The myths may have older roots extending back into the Germanic Iron Age or even the Bronze Age, meaning they could be more than 2000 years old. This is supported by the fact that certain elements in Norse mythology, such as the cosmological tree Yggdrasil, are also found in other Indo-European mythologies, suggesting a common ancestral origin.
Yet, the first written accounts of these myths appeared in the 13th century. The primary sources are the Prose Edda, written by Snorri Sturluson, and the Poetic Edda, an anonymous compilation of older poetry. They were written during a time when the Norse had largely converted to Christianity, and their ancient myths were no longer part of an active religious belief system.
The Norse creation myth is at least as old as the Viking Age, making it over a thousand years old, but its origins may date back even further, possibly over two millennia. But the written versions we have today were created in the 13th century, about 800 years ago. Regardless of its exact age, the Norse creation myth continues to captivate audiences with its evocative imagery and profound reflection of the Norse worldview.
Final Thoughts: Norse Mythology Timeline
Creating a precise timeline for Norse mythology is challenging due to its oral tradition and the lack of written records until the 13th century. Nevertheless, the various myths and legends allow us to create a broad chronology of significant events in the cosmos’ creation and eventual end, known as Ragnarok.
- The Beginning: Everything begins with Ginnungagap, a vast chasm, with Muspelheim (the land of fire) and Niflheim (the land of ice) on either side. The interaction of these two realms gives rise to the first living being, Ymir, and the cosmic cow, Audhumla.
- Creation of the Æsir: As Audhumla licks the ice blocks, Buri emerges, who later fathers Bor. Bor and Bestla have three sons: Odin, Vili, and Ve, known as the Æsir gods.
- Shaping of the Universe: The Æsir gods kill Ymir, using his body to create the cosmos. They make the nine realms and link them via the cosmic tree, Yggdrasil.
- Creation of Humanity: Odin, Vili, and Ve find two tree trunks and transform them into the first man and woman, Ask and Embla.
- The Age of the Gods and Heroes: This period comprises various myths, including the Æsir-Vanir war, the creation of Thor’s hammer, and the adventures of the gods.
- Ragnarok: This marks the end of the gods, where major deities like Odin, Thor, and Loki die in a great battle. Afterward, a new world rises from the sea, and life begins anew, marking a cyclical understanding of time and existence in Norse mythology.
Conclusion: A Living Mythology

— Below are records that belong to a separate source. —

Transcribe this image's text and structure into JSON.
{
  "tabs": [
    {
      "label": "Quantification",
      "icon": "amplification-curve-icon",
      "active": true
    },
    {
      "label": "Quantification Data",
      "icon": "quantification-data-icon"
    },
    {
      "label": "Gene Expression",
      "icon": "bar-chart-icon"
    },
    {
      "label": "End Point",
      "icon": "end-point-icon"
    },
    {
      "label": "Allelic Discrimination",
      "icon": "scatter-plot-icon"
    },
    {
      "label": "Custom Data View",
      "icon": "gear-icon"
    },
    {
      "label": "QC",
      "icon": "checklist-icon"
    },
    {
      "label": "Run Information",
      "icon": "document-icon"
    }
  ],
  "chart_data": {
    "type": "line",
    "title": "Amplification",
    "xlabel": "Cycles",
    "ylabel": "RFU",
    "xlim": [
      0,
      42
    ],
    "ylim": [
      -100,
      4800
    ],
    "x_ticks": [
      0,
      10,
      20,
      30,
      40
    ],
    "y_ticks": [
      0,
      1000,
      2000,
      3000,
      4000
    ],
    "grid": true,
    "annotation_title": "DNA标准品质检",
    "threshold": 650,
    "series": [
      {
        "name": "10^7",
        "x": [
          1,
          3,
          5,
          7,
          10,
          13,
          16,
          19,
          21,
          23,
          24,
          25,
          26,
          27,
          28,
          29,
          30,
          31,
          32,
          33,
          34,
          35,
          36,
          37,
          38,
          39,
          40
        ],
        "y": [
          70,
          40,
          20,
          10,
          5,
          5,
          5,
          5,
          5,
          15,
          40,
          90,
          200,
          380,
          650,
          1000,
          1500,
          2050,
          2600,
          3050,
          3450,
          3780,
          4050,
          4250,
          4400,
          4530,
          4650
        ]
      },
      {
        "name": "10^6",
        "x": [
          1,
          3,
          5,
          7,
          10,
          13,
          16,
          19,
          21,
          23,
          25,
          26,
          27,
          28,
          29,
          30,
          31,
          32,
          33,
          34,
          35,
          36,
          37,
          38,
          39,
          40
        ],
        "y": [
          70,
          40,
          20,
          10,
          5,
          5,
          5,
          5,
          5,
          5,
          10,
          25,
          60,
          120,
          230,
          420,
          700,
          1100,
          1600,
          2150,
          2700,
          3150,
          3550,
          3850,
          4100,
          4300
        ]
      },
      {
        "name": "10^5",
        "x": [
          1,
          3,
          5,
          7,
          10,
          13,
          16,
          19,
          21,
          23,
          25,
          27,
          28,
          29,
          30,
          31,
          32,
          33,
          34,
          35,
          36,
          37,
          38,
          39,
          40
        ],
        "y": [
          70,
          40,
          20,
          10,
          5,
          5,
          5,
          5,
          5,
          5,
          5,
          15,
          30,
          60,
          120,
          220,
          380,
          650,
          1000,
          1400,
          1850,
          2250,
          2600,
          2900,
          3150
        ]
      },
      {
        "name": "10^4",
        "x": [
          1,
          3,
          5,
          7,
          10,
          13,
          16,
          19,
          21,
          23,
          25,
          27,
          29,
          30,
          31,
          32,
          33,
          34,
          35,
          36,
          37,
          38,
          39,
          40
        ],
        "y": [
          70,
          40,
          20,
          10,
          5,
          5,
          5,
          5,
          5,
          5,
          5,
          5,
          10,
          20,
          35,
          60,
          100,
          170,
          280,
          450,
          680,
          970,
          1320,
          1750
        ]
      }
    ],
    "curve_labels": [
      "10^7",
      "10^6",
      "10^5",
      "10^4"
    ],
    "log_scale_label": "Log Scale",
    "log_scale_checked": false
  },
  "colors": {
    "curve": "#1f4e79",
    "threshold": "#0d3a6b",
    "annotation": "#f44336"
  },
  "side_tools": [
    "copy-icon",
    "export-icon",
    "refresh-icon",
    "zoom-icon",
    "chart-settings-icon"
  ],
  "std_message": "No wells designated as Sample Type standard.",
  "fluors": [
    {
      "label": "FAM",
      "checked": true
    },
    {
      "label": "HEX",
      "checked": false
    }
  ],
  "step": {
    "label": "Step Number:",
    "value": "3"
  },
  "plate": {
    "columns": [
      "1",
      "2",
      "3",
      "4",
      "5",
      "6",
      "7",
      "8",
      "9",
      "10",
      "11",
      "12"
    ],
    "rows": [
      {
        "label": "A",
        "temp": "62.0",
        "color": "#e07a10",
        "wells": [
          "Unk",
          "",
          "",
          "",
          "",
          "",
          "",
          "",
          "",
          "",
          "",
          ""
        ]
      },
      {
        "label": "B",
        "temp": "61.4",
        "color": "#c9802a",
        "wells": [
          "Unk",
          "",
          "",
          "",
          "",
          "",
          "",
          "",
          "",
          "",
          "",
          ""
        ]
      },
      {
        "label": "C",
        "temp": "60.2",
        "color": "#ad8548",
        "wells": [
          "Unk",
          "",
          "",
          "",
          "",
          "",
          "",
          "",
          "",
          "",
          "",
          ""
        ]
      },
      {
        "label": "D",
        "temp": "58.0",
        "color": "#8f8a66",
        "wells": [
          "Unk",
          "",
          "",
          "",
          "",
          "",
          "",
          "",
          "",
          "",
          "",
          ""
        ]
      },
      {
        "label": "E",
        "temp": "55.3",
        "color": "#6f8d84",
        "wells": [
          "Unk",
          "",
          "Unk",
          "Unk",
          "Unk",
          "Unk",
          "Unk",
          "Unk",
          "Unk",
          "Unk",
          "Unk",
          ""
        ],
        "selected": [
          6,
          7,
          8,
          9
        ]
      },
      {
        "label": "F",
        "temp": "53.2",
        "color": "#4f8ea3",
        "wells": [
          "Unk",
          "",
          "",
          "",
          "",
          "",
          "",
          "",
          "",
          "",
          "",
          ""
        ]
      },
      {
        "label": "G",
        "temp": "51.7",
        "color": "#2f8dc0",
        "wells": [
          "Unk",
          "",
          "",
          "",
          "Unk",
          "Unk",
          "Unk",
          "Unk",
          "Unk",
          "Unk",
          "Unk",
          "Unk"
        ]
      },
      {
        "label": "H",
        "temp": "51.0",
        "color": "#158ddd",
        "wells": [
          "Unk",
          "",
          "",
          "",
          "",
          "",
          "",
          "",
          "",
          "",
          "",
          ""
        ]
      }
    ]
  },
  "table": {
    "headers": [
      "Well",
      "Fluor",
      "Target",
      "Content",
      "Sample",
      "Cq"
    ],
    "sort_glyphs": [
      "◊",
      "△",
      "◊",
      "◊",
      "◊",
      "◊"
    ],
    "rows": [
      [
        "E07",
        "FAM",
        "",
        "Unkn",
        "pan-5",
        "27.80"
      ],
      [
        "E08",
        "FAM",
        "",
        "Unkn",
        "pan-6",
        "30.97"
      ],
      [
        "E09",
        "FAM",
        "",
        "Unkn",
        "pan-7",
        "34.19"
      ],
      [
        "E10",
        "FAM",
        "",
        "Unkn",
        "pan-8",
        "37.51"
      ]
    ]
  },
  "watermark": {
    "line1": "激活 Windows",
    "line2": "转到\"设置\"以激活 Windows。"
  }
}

The Viking creation myth showcases a deeply interconnected universe characterized by dualities and cycles of creation and destruction. The Vikings didn’t see these stories as mere folklore but as living mythology – reflections of their world and the forces they saw at work around them.
Though the age of the Vikings has passed, their creation stories continue to captivate and inspire, revealing fascinating insights into the human desire to comprehend our origins and place in the cosmos. These myths remind us of storytelling’s profound role in shaping our understanding of the world.